One really exciting and enjoyable aspect of Transportation Engineering is the constant influx of new technologies. For our projects, we are continually examining how to improve our data, our analyses, and ultimately, our recommendations to make the world a safer place.
Several years ago we made the transition from peak-hour-only turning movement counts to 13-hour, and now we’re implementing full 48-hour turning movement counts at study intersections. Using our CountCam2 technology and CountCloud processing, we can efficiently gather this base data which gives us a much better foundation for our studies. And as a result, our decisions are that much better as well.

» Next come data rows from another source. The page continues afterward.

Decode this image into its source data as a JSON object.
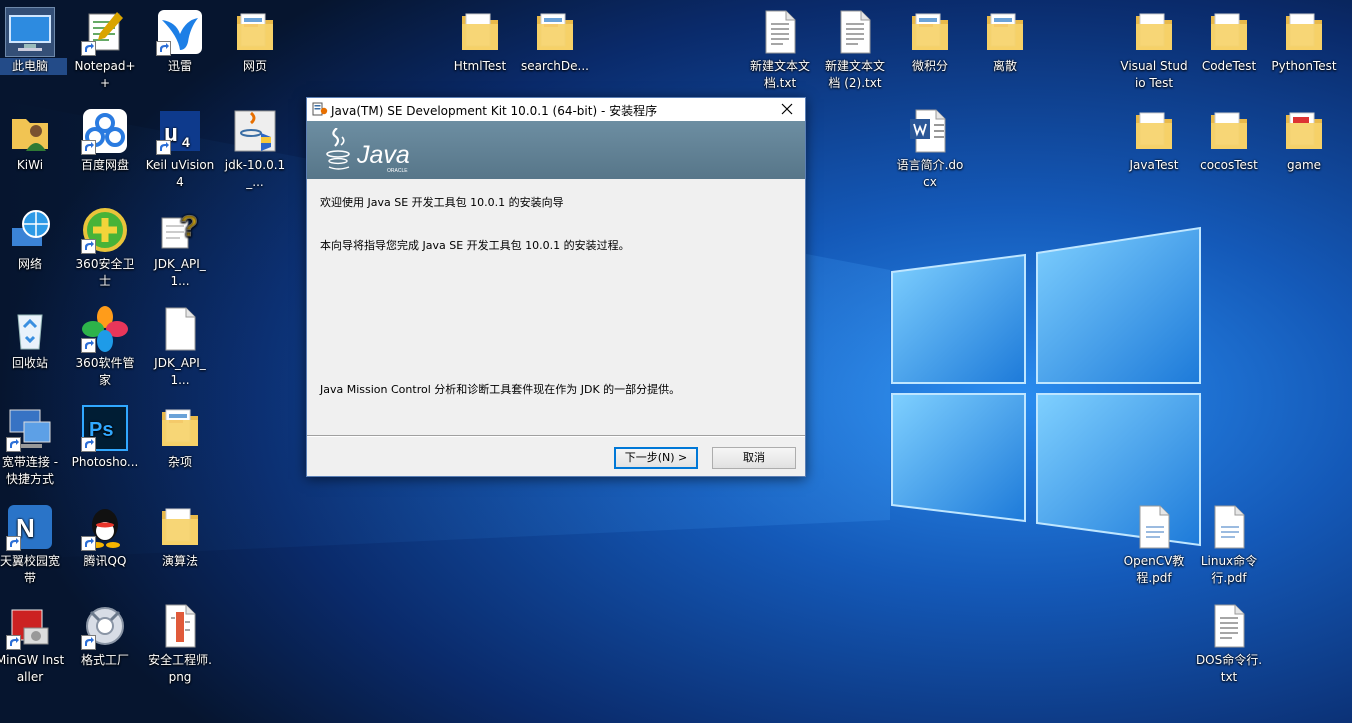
{
  "desktop": {
    "icons": [
      {
        "id": "this-pc",
        "label": "此电脑",
        "type": "pc",
        "shortcut": false,
        "selected": true
      },
      {
        "id": "notepad",
        "label": "Notepad++",
        "type": "notepad",
        "shortcut": true
      },
      {
        "id": "xunlei",
        "label": "迅雷",
        "type": "bird",
        "shortcut": true
      },
      {
        "id": "web",
        "label": "网页",
        "type": "folder-doc",
        "shortcut": false
      },
      {
        "id": "htmltest",
        "label": "HtmlTest",
        "type": "folder",
        "shortcut": false
      },
      {
        "id": "searchde",
        "label": "searchDe...",
        "type": "folder-doc",
        "shortcut": false
      },
      {
        "id": "newtxt1",
        "label": "新建文本文档.txt",
        "type": "txt",
        "shortcut": false
      },
      {
        "id": "newtxt2",
        "label": "新建文本文档 (2).txt",
        "type": "txt",
        "shortcut": false
      },
      {
        "id": "weijifen",
        "label": "微积分",
        "type": "folder-doc",
        "shortcut": false
      },
      {
        "id": "lisan",
        "label": "离散",
        "type": "folder-doc",
        "shortcut": false
      },
      {
        "id": "vstest",
        "label": "Visual Studio Test",
        "type": "folder",
        "shortcut": false
      },
      {
        "id": "codetest",
        "label": "CodeTest",
        "type": "folder",
        "shortcut": false
      },
      {
        "id": "pythontest",
        "label": "PythonTest",
        "type": "folder",
        "shortcut": false
      },
      {
        "id": "kiwi",
        "label": "KiWi",
        "type": "user",
        "shortcut": false
      },
      {
        "id": "baidu",
        "label": "百度网盘",
        "type": "cloud",
        "shortcut": true
      },
      {
        "id": "keil",
        "label": "Keil uVision4",
        "type": "keil",
        "shortcut": true
      },
      {
        "id": "jdk",
        "label": "jdk-10.0.1_...",
        "type": "java",
        "shortcut": false
      },
      {
        "id": "yuyan",
        "label": "语言简介.docx",
        "type": "word",
        "shortcut": false
      },
      {
        "id": "javatest",
        "label": "JavaTest",
        "type": "folder",
        "shortcut": false
      },
      {
        "id": "cocostest",
        "label": "cocosTest",
        "type": "folder",
        "shortcut": false
      },
      {
        "id": "game",
        "label": "game",
        "type": "folder-pdf",
        "shortcut": false
      },
      {
        "id": "network",
        "label": "网络",
        "type": "globe",
        "shortcut": false
      },
      {
        "id": "360safe",
        "label": "360安全卫士",
        "type": "plus360",
        "shortcut": true
      },
      {
        "id": "jdkapi1",
        "label": "JDK_API_1...",
        "type": "help",
        "shortcut": false
      },
      {
        "id": "recycle",
        "label": "回收站",
        "type": "recycle",
        "shortcut": false
      },
      {
        "id": "360mgr",
        "label": "360软件管家",
        "type": "petals",
        "shortcut": true
      },
      {
        "id": "jdkapi2",
        "label": "JDK_API_1...",
        "type": "blank",
        "shortcut": false
      },
      {
        "id": "broadband",
        "label": "宽带连接 - 快捷方式",
        "type": "broadband",
        "shortcut": true
      },
      {
        "id": "photoshop",
        "label": "Photosho...",
        "type": "ps",
        "shortcut": true
      },
      {
        "id": "zaxiang",
        "label": "杂项",
        "type": "folder-doc",
        "shortcut": false
      },
      {
        "id": "tianyi",
        "label": "天翼校园宽带",
        "type": "tianyi",
        "shortcut": true
      },
      {
        "id": "qq",
        "label": "腾讯QQ",
        "type": "qq",
        "shortcut": true
      },
      {
        "id": "suanfa",
        "label": "演算法",
        "type": "folder",
        "shortcut": false
      },
      {
        "id": "opencv",
        "label": "OpenCV教程.pdf",
        "type": "pdf",
        "shortcut": false
      },
      {
        "id": "linuxcmd",
        "label": "Linux命令行.pdf",
        "type": "pdf",
        "shortcut": false
      },
      {
        "id": "mingw",
        "label": "MinGW Installer",
        "type": "mingw",
        "shortcut": true
      },
      {
        "id": "geshi",
        "label": "格式工厂",
        "type": "geshi",
        "shortcut": true
      },
      {
        "id": "anquan",
        "label": "安全工程师.png",
        "type": "png",
        "shortcut": false
      },
      {
        "id": "doscmd",
        "label": "DOS命令行.txt",
        "type": "txt",
        "shortcut": false
      }
    ]
  },
  "dialog": {
    "title": "Java(TM) SE Development Kit 10.0.1 (64-bit) - 安装程序",
    "logo_text": "Java",
    "logo_subtext": "ORACLE",
    "welcome": "欢迎使用 Java SE 开发工具包 10.0.1 的安装向导",
    "guide": "本向导将指导您完成 Java SE 开发工具包 10.0.1 的安装过程。",
    "jmc_note": "Java Mission Control 分析和诊断工具套件现在作为 JDK 的一部分提供。",
    "next_label": "下一步(N) >",
    "cancel_label": "取消"
  },
  "colors": {
    "wallpaper_dark": "#06152f",
    "wallpaper_blue": "#1e78d6",
    "banner": "#5f7f94",
    "annotation_red": "#e8102a",
    "focus_blue": "#0078d7"
  }
}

Over the past six months, we have made another move to improve the foundation of data upon which to build our studies — drone footage. Drones seem to be everywhere these days, with delivery companies, wedding photographers, real estate agents, and others exploring how to best make use of them.

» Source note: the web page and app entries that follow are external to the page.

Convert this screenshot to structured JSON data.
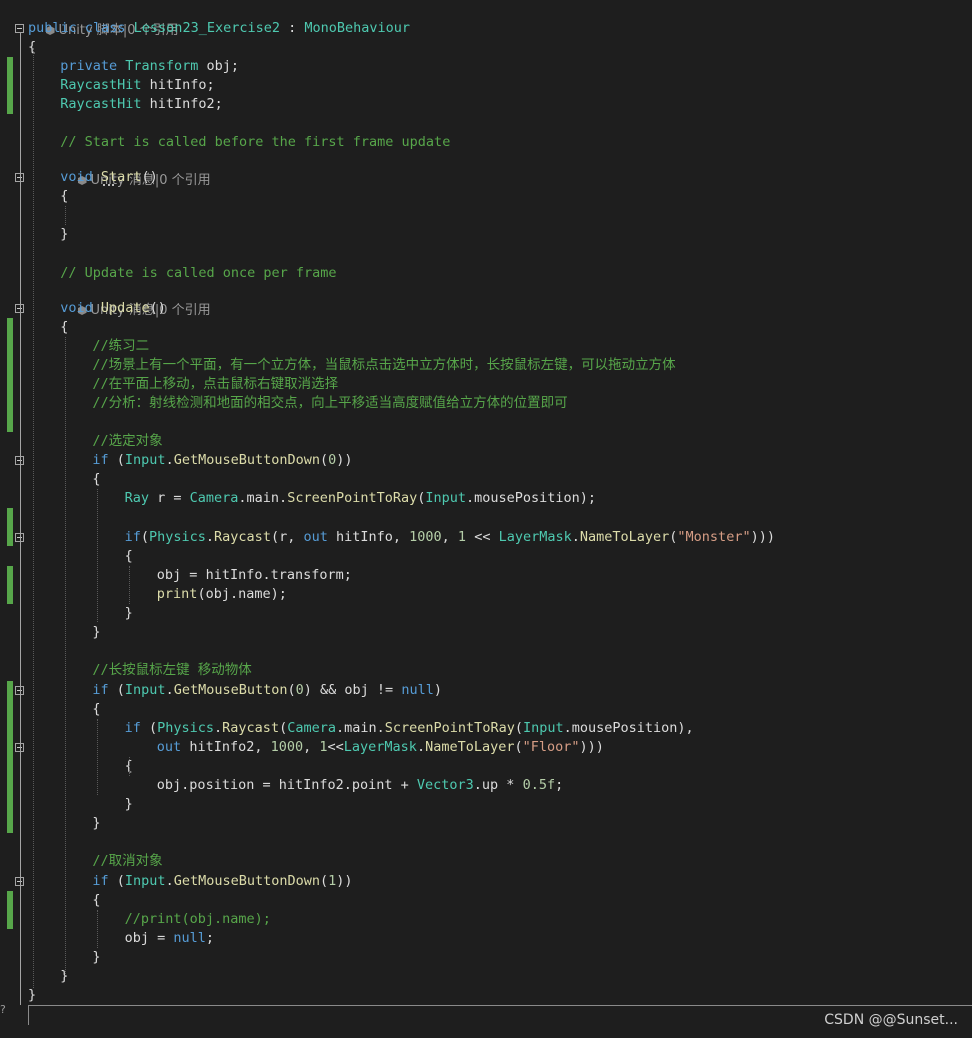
{
  "editor": {
    "codelens": {
      "class_lens": "Unity 脚本|0 个引用",
      "start_lens": "Unity 消息|0 个引用",
      "update_lens": "Unity 消息|0 个引用"
    },
    "lines": [
      [
        [
          "public class ",
          "kw"
        ],
        [
          "Lesson23_Exercise2",
          "ty"
        ],
        [
          " : ",
          "pl"
        ],
        [
          "MonoBehaviour",
          "ty"
        ]
      ],
      [
        [
          "{",
          "pl"
        ]
      ],
      [],
      [
        [
          "private ",
          "kw"
        ],
        [
          "Transform",
          "ty"
        ],
        [
          " obj;",
          "pl"
        ]
      ],
      [
        [
          "RaycastHit",
          "ty"
        ],
        [
          " hitInfo;",
          "pl"
        ]
      ],
      [
        [
          "RaycastHit",
          "ty"
        ],
        [
          " hitInfo2;",
          "pl"
        ]
      ],
      [],
      [
        [
          "// Start is called before the first frame update",
          "cm"
        ]
      ],
      [
        [
          "void ",
          "kw"
        ],
        [
          "Start",
          "me"
        ],
        [
          "()",
          "pl"
        ]
      ],
      [
        [
          "{",
          "pl"
        ]
      ],
      [],
      [
        [
          "}",
          "pl"
        ]
      ],
      [],
      [
        [
          "// Update is called once per frame",
          "cm"
        ]
      ],
      [
        [
          "void ",
          "kw"
        ],
        [
          "Update",
          "me"
        ],
        [
          "()",
          "pl"
        ]
      ],
      [
        [
          "{",
          "pl"
        ]
      ],
      [
        [
          "//练习二",
          "cm"
        ]
      ],
      [
        [
          "//场景上有一个平面，有一个立方体，当鼠标点击选中立方体时，长按鼠标左键，可以拖动立方体",
          "cm"
        ]
      ],
      [
        [
          "//在平面上移动，点击鼠标右键取消选择",
          "cm"
        ]
      ],
      [
        [
          "//分析：射线检测和地面的相交点，向上平移适当高度赋值给立方体的位置即可",
          "cm"
        ]
      ],
      [],
      [
        [
          "//选定对象",
          "cm"
        ]
      ],
      [
        [
          "if",
          "kw"
        ],
        [
          " (",
          "pl"
        ],
        [
          "Input",
          "ty"
        ],
        [
          ".",
          "pl"
        ],
        [
          "GetMouseButtonDown",
          "me"
        ],
        [
          "(",
          "pl"
        ],
        [
          "0",
          "nu"
        ],
        [
          "))",
          "pl"
        ]
      ],
      [
        [
          "{",
          "pl"
        ]
      ],
      [
        [
          "Ray",
          "ty"
        ],
        [
          " r = ",
          "pl"
        ],
        [
          "Camera",
          "ty"
        ],
        [
          ".main.",
          "pl"
        ],
        [
          "ScreenPointToRay",
          "me"
        ],
        [
          "(",
          "pl"
        ],
        [
          "Input",
          "ty"
        ],
        [
          ".mousePosition);",
          "pl"
        ]
      ],
      [],
      [
        [
          "if",
          "kw"
        ],
        [
          "(",
          "pl"
        ],
        [
          "Physics",
          "ty"
        ],
        [
          ".",
          "pl"
        ],
        [
          "Raycast",
          "me"
        ],
        [
          "(r, ",
          "pl"
        ],
        [
          "out",
          "kw"
        ],
        [
          " hitInfo, ",
          "pl"
        ],
        [
          "1000",
          "nu"
        ],
        [
          ", ",
          "pl"
        ],
        [
          "1",
          "nu"
        ],
        [
          " << ",
          "pl"
        ],
        [
          "LayerMask",
          "ty"
        ],
        [
          ".",
          "pl"
        ],
        [
          "NameToLayer",
          "me"
        ],
        [
          "(",
          "pl"
        ],
        [
          "\"Monster\"",
          "st"
        ],
        [
          ")))",
          "pl"
        ]
      ],
      [
        [
          "{",
          "pl"
        ]
      ],
      [
        [
          "obj = hitInfo.transform;",
          "pl"
        ]
      ],
      [
        [
          "print",
          "me"
        ],
        [
          "(obj.name);",
          "pl"
        ]
      ],
      [
        [
          "}",
          "pl"
        ]
      ],
      [
        [
          "}",
          "pl"
        ]
      ],
      [],
      [
        [
          "//长按鼠标左键 移动物体",
          "cm"
        ]
      ],
      [
        [
          "if",
          "kw"
        ],
        [
          " (",
          "pl"
        ],
        [
          "Input",
          "ty"
        ],
        [
          ".",
          "pl"
        ],
        [
          "GetMouseButton",
          "me"
        ],
        [
          "(",
          "pl"
        ],
        [
          "0",
          "nu"
        ],
        [
          ") && obj != ",
          "pl"
        ],
        [
          "null",
          "kw"
        ],
        [
          ")",
          "pl"
        ]
      ],
      [
        [
          "{",
          "pl"
        ]
      ],
      [
        [
          "if",
          "kw"
        ],
        [
          " (",
          "pl"
        ],
        [
          "Physics",
          "ty"
        ],
        [
          ".",
          "pl"
        ],
        [
          "Raycast",
          "me"
        ],
        [
          "(",
          "pl"
        ],
        [
          "Camera",
          "ty"
        ],
        [
          ".main.",
          "pl"
        ],
        [
          "ScreenPointToRay",
          "me"
        ],
        [
          "(",
          "pl"
        ],
        [
          "Input",
          "ty"
        ],
        [
          ".mousePosition),",
          "pl"
        ]
      ],
      [
        [
          "out",
          "kw"
        ],
        [
          " hitInfo2, ",
          "pl"
        ],
        [
          "1000",
          "nu"
        ],
        [
          ", ",
          "pl"
        ],
        [
          "1",
          "nu"
        ],
        [
          "<<",
          "pl"
        ],
        [
          "LayerMask",
          "ty"
        ],
        [
          ".",
          "pl"
        ],
        [
          "NameToLayer",
          "me"
        ],
        [
          "(",
          "pl"
        ],
        [
          "\"Floor\"",
          "st"
        ],
        [
          ")))",
          "pl"
        ]
      ],
      [
        [
          "{",
          "pl"
        ]
      ],
      [
        [
          "obj.position = hitInfo2.point + ",
          "pl"
        ],
        [
          "Vector3",
          "ty"
        ],
        [
          ".up * ",
          "pl"
        ],
        [
          "0.5f",
          "nu"
        ],
        [
          ";",
          "pl"
        ]
      ],
      [
        [
          "}",
          "pl"
        ]
      ],
      [
        [
          "}",
          "pl"
        ]
      ],
      [],
      [
        [
          "//取消对象",
          "cm"
        ]
      ],
      [
        [
          "if",
          "kw"
        ],
        [
          " (",
          "pl"
        ],
        [
          "Input",
          "ty"
        ],
        [
          ".",
          "pl"
        ],
        [
          "GetMouseButtonDown",
          "me"
        ],
        [
          "(",
          "pl"
        ],
        [
          "1",
          "nu"
        ],
        [
          "))",
          "pl"
        ]
      ],
      [
        [
          "{",
          "pl"
        ]
      ],
      [
        [
          "//print(obj.name);",
          "cm"
        ]
      ],
      [
        [
          "obj = ",
          "pl"
        ],
        [
          "null",
          "kw"
        ],
        [
          ";",
          "pl"
        ]
      ],
      [
        [
          "}",
          "pl"
        ]
      ],
      [
        [
          "}",
          "pl"
        ]
      ],
      [
        [
          "}",
          "pl"
        ]
      ]
    ]
  },
  "bottom_mark": "?",
  "watermark": "CSDN @@Sunset..."
}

For us, their appeal comes in with our campus study projects.
Campus studies are focused on the movements around a set site, like a school or company headquarters. The issues can include parking capacity and location, entry and exits, drop-offs and pick-ups, and conflicts between different types of travel (just to name a few). While our cameras provide counts and spot footage of activity, they don’t provide the overall context.
Enter the drone.
Using a drone provides an overview of the campus compared to the spot views of an intersection camera. Below is an example of drone footage taken earlier this year for a school project.
This vantage point provides us with valuable information about the site that we might not have gotten from intersection cameras or ground observations, including:
The drone video also provides a great public education tool. We can use this to point out specific issues and show the concerns in a convenient way that was previously very difficult to accomplish.
June 25th, 2019 @ 12:30 Central
State of the Industry/Ask The Experts
Another practical use that we’re considering is to utilize before-and-after drone footage to show off success stories. Imagine viewing this same sample after we implement some basic mitigation to improve flow and safety — a side-by-side clip showing the reduction in back-ups onto the road alone would impress most school officials and city council members.
Drone footage is just an example of another useful new technology that has worked its way into our standard process for campus (and some corridor) studies. The ability to easily connect dots across a study area is helping us develop better plans for our clients while saving everyone time and resources as operations improve.